#### [Exercise]
Every entry must be set down exactly in the answer; no pictures should appear.

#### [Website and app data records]
____
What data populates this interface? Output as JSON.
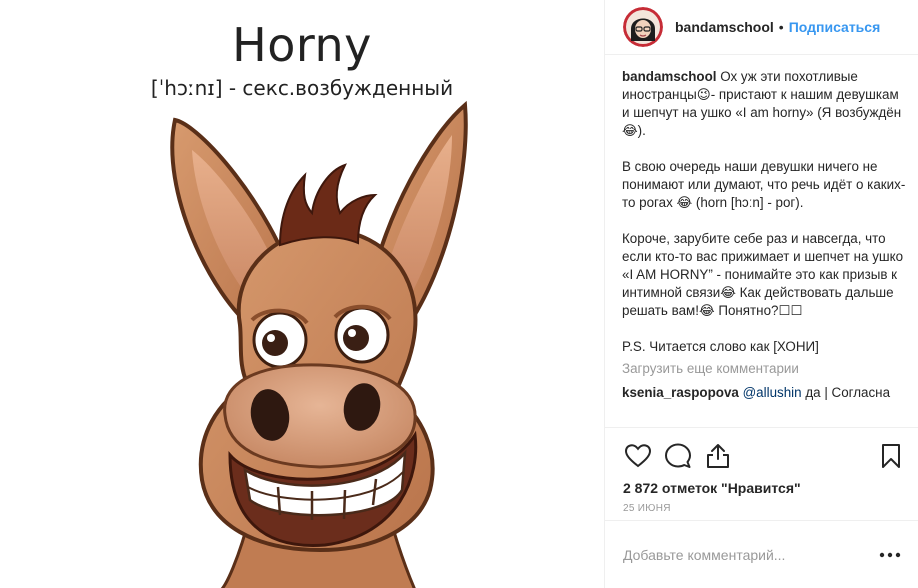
{
  "media": {
    "title": "Horny",
    "subtitle": "[ˈhɔːnɪ] - секс.возбужденный"
  },
  "header": {
    "username": "bandamschool",
    "separator": "•",
    "follow_label": "Подписаться"
  },
  "caption": {
    "username": "bandamschool",
    "paragraphs": [
      "Ох уж эти похотливые иностранцы😉- пристают к нашим девушкам и шепчут на ушко «I am horny» (Я возбуждён😂).",
      "В свою очередь наши девушки ничего не понимают или думают, что речь идёт о каких-то рогах 😂 (horn [hɔːn] - рог).",
      "Короче, зарубите себе раз и навсегда, что если кто-то вас прижимает и шепчет на ушко «I AM HORNY” - понимайте это как призыв к интимной связи😂 Как действовать дальше решать вам!😂 Понятно?☐☐",
      "P.S. Читается слово как [ХОНИ]"
    ]
  },
  "load_more_label": "Загрузить еще комментарии",
  "partial_comment": {
    "username": "ksenia_raspopova",
    "mention": "@allushin",
    "text": "да | Согласна"
  },
  "likes_text": "2 872 отметок \"Нравится\"",
  "date_text": "25 июня",
  "add_comment_placeholder": "Добавьте комментарий...",
  "icons": {
    "like": "heart-icon",
    "comment": "comment-icon",
    "share": "share-icon",
    "save": "bookmark-icon",
    "more": "more-options-icon"
  },
  "colors": {
    "link": "#3897f0",
    "muted": "#999999",
    "text": "#262626",
    "border": "#efefef"
  }
}
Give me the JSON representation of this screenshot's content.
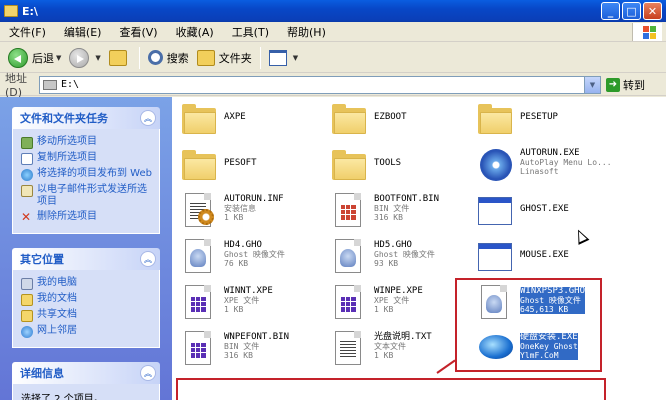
{
  "window": {
    "title": "E:\\",
    "minimize": "_",
    "maximize": "□",
    "close": "✕"
  },
  "menu": [
    "文件(F)",
    "编辑(E)",
    "查看(V)",
    "收藏(A)",
    "工具(T)",
    "帮助(H)"
  ],
  "toolbar": {
    "back": "后退",
    "search": "搜索",
    "folders": "文件夹"
  },
  "address": {
    "label": "地址(D)",
    "value": "E:\\",
    "go": "转到"
  },
  "tasks": {
    "file_tasks": {
      "title": "文件和文件夹任务",
      "items": [
        "移动所选项目",
        "复制所选项目",
        "将选择的项目发布到 Web",
        "以电子邮件形式发送所选项目",
        "删除所选项目"
      ]
    },
    "other_places": {
      "title": "其它位置",
      "items": [
        "我的电脑",
        "我的文档",
        "共享文档",
        "网上邻居"
      ]
    },
    "details": {
      "title": "详细信息",
      "text": "选择了 2 个项目。"
    }
  },
  "files": [
    {
      "name": "AXPE",
      "type": "folder"
    },
    {
      "name": "EZBOOT",
      "type": "folder"
    },
    {
      "name": "PESETUP",
      "type": "folder"
    },
    {
      "name": "PESOFT",
      "type": "folder"
    },
    {
      "name": "TOOLS",
      "type": "folder"
    },
    {
      "name": "AUTORUN.EXE",
      "sub": "AutoPlay Menu Lo...",
      "sub2": "Linasoft"
    },
    {
      "name": "AUTORUN.INF",
      "sub": "安装信息",
      "sub2": "1 KB"
    },
    {
      "name": "BOOTFONT.BIN",
      "sub": "BIN 文件",
      "sub2": "316 KB"
    },
    {
      "name": "GHOST.EXE"
    },
    {
      "name": "HD4.GHO",
      "sub": "Ghost 映像文件",
      "sub2": "76 KB"
    },
    {
      "name": "HD5.GHO",
      "sub": "Ghost 映像文件",
      "sub2": "93 KB"
    },
    {
      "name": "MOUSE.EXE"
    },
    {
      "name": "WINNT.XPE",
      "sub": "XPE 文件",
      "sub2": "1 KB"
    },
    {
      "name": "WINPE.XPE",
      "sub": "XPE 文件",
      "sub2": "1 KB"
    },
    {
      "name": "WINXPSP3.GHO",
      "sub": "Ghost 映像文件",
      "sub2": "645,613 KB"
    },
    {
      "name": "WNPEFONT.BIN",
      "sub": "BIN 文件",
      "sub2": "316 KB"
    },
    {
      "name": "光盘说明.TXT",
      "sub": "文本文件",
      "sub2": "1 KB"
    },
    {
      "name": "硬盘安装.EXE",
      "sub": "OneKey Ghost",
      "sub2": "YlmF.CoM"
    }
  ]
}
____
#### [Exercise output]
What data populates this interface? Output as JSON.
{
  "media": {
    "title": "Horny",
    "subtitle": "[ˈhɔːnɪ] - секс.возбужденный"
  },
  "header": {
    "username": "bandamschool",
    "separator": "•",
    "follow_label": "Подписаться"
  },
  "caption": {
    "username": "bandamschool",
    "paragraphs": [
      "Ох уж эти похотливые иностранцы😉- пристают к нашим девушкам и шепчут на ушко «I am horny» (Я возбуждён😂).",
      "В свою очередь наши девушки ничего не понимают или думают, что речь идёт о каких-то рогах 😂 (horn [hɔːn] - рог).",
      "Короче, зарубите себе раз и навсегда, что если кто-то вас прижимает и шепчет на ушко «I AM HORNY” - понимайте это как призыв к интимной связи😂 Как действовать дальше решать вам!😂 Понятно?☐☐",
      "P.S. Читается слово как [ХОНИ]"
    ]
  },
  "load_more_label": "Загрузить еще комментарии",
  "partial_comment": {
    "username": "ksenia_raspopova",
    "mention": "@allushin",
    "text": "да | Согласна"
  },
  "likes_text": "2 872 отметок \"Нравится\"",
  "date_text": "25 июня",
  "add_comment_placeholder": "Добавьте комментарий...",
  "icons": {
    "like": "heart-icon",
    "comment": "comment-icon",
    "share": "share-icon",
    "save": "bookmark-icon",
    "more": "more-options-icon"
  },
  "colors": {
    "link": "#3897f0",
    "muted": "#999999",
    "text": "#262626",
    "border": "#efefef"
  }
}
Give me the JSON representation of this screenshot's content.
{
  "window": {
    "title": "E:\\",
    "minimize": "_",
    "maximize": "□",
    "close": "✕"
  },
  "menu": [
    "文件(F)",
    "编辑(E)",
    "查看(V)",
    "收藏(A)",
    "工具(T)",
    "帮助(H)"
  ],
  "toolbar": {
    "back": "后退",
    "search": "搜索",
    "folders": "文件夹"
  },
  "address": {
    "label": "地址(D)",
    "value": "E:\\",
    "go": "转到"
  },
  "tasks": {
    "file_tasks": {
      "title": "文件和文件夹任务",
      "items": [
        "移动所选项目",
        "复制所选项目",
        "将选择的项目发布到 Web",
        "以电子邮件形式发送所选项目",
        "删除所选项目"
      ]
    },
    "other_places": {
      "title": "其它位置",
      "items": [
        "我的电脑",
        "我的文档",
        "共享文档",
        "网上邻居"
      ]
    },
    "details": {
      "title": "详细信息",
      "text": "选择了 2 个项目。"
    }
  },
  "files": [
    {
      "name": "AXPE",
      "type": "folder"
    },
    {
      "name": "EZBOOT",
      "type": "folder"
    },
    {
      "name": "PESETUP",
      "type": "folder"
    },
    {
      "name": "PESOFT",
      "type": "folder"
    },
    {
      "name": "TOOLS",
      "type": "folder"
    },
    {
      "name": "AUTORUN.EXE",
      "sub": "AutoPlay Menu Lo...",
      "sub2": "Linasoft"
    },
    {
      "name": "AUTORUN.INF",
      "sub": "安装信息",
      "sub2": "1 KB"
    },
    {
      "name": "BOOTFONT.BIN",
      "sub": "BIN 文件",
      "sub2": "316 KB"
    },
    {
      "name": "GHOST.EXE"
    },
    {
      "name": "HD4.GHO",
      "sub": "Ghost 映像文件",
      "sub2": "76 KB"
    },
    {
      "name": "HD5.GHO",
      "sub": "Ghost 映像文件",
      "sub2": "93 KB"
    },
    {
      "name": "MOUSE.EXE"
    },
    {
      "name": "WINNT.XPE",
      "sub": "XPE 文件",
      "sub2": "1 KB"
    },
    {
      "name": "WINPE.XPE",
      "sub": "XPE 文件",
      "sub2": "1 KB"
    },
    {
      "name": "WINXPSP3.GHO",
      "sub": "Ghost 映像文件",
      "sub2": "645,613 KB"
    },
    {
      "name": "WNPEFONT.BIN",
      "sub": "BIN 文件",
      "sub2": "316 KB"
    },
    {
      "name": "光盘说明.TXT",
      "sub": "文本文件",
      "sub2": "1 KB"
    },
    {
      "name": "硬盘安装.EXE",
      "sub": "OneKey Ghost",
      "sub2": "YlmF.CoM"
    }
  ]
}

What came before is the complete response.